The three FHRS criteria checked were:
· Hygiene: how hygienically the food was handled, how it was stored, prepared, cooked, cooled, reheated etc.
· Structure: the condition of the structure of the buildings, the cleanliness, layout, lighting, ventilation and other facilities
· Confidence in management: how the business was managed, what it did to make sure food was safe, including documented procedures.
Each of these three elements were essential for making sure that food hygiene standards met requirements and food served or sold was safe to eat.
The mapping of numerical scores was explained to the Sub-Committee and how the three FHRS criteria were scored. The lower the overall number the better the score. It was noted that there was an appeal process in place should the business wish to appeal. Information on the number of premises inspected over the last 3 years together with the rating was presented to the Sub-Committee. It was noted that there were a lower number of premises with 0, 1 and 2 ratings in Havering.

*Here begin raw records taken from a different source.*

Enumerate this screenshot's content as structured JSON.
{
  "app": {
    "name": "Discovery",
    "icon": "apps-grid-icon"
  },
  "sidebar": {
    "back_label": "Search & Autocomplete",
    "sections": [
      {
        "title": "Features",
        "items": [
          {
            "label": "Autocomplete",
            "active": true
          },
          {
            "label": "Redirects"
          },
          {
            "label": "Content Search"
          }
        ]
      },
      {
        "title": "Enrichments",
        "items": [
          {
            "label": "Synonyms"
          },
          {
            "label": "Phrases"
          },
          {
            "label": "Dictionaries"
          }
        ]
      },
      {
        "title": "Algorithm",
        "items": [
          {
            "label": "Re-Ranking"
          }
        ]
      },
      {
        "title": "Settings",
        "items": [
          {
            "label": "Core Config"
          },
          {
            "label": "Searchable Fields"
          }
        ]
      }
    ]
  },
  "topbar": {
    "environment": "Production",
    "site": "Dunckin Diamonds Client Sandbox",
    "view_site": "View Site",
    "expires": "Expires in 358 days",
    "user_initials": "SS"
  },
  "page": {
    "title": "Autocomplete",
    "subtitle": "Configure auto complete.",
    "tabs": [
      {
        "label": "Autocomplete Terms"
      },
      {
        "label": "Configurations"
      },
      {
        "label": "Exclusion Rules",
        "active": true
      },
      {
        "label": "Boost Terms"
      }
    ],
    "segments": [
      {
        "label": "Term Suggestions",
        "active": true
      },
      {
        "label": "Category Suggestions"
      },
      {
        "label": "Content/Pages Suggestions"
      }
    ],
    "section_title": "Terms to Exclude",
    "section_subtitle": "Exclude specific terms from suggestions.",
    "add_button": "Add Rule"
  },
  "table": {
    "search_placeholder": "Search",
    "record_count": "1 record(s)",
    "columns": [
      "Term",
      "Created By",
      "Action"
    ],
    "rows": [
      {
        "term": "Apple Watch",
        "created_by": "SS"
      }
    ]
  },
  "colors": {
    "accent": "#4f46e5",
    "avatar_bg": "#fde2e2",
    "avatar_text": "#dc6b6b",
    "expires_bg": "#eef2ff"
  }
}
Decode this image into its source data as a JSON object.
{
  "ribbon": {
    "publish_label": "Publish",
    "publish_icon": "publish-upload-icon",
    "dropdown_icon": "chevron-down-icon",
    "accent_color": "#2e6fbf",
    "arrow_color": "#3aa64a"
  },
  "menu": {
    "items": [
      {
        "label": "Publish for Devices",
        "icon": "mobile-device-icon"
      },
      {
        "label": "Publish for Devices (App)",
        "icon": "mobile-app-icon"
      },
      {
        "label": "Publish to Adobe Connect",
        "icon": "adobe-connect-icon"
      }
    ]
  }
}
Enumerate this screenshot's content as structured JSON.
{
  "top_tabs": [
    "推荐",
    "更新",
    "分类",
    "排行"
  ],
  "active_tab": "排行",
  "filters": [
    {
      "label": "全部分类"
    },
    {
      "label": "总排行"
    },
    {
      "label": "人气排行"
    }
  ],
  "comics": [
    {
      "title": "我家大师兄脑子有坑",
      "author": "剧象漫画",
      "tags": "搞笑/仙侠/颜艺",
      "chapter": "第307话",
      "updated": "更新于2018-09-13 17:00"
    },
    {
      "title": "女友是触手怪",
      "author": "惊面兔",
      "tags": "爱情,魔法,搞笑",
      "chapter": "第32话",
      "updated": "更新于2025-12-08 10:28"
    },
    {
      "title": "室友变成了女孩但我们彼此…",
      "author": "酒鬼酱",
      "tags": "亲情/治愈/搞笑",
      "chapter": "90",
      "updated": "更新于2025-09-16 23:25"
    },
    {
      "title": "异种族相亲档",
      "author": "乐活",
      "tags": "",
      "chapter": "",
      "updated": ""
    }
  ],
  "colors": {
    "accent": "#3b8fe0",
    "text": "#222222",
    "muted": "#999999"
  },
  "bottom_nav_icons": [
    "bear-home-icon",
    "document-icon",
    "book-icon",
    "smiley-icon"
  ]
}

Research had shown that food hygiene when eating out and food poisoning were the main concerns that people had about food safety. The scheme provided local residents and visitors with important information about hygiene standards in local businesses and empowered them to make informed choices about where to eat out or shop for food. By telling people about the hygiene standards was an effective way of improving public health protection. Officers stated that all business could achieve the top rating they just needed to comply with all the criteria. Good food hygiene is good for business, as well as profits. The feedback on the scheme from businesses had generally been positive.
The Sub-Committee noted that the Food Standards Agency’s strategy for 2015 to 2020 included extending mandatory display of food hygiene ratings at food outlets in England (as it currently was in Wales). The FSA was gathering evidence to inform the case to present to the Government for consideration and developing an impact assessment setting out the costs and potential benefits of introducing the legislation that would be required for mandatory display of the ratings.
Examples were given to the Sub-Committee of the concerns that are raised both from the public and during inspections.
The Sub-Committee thanked the officer for the very informative presentation.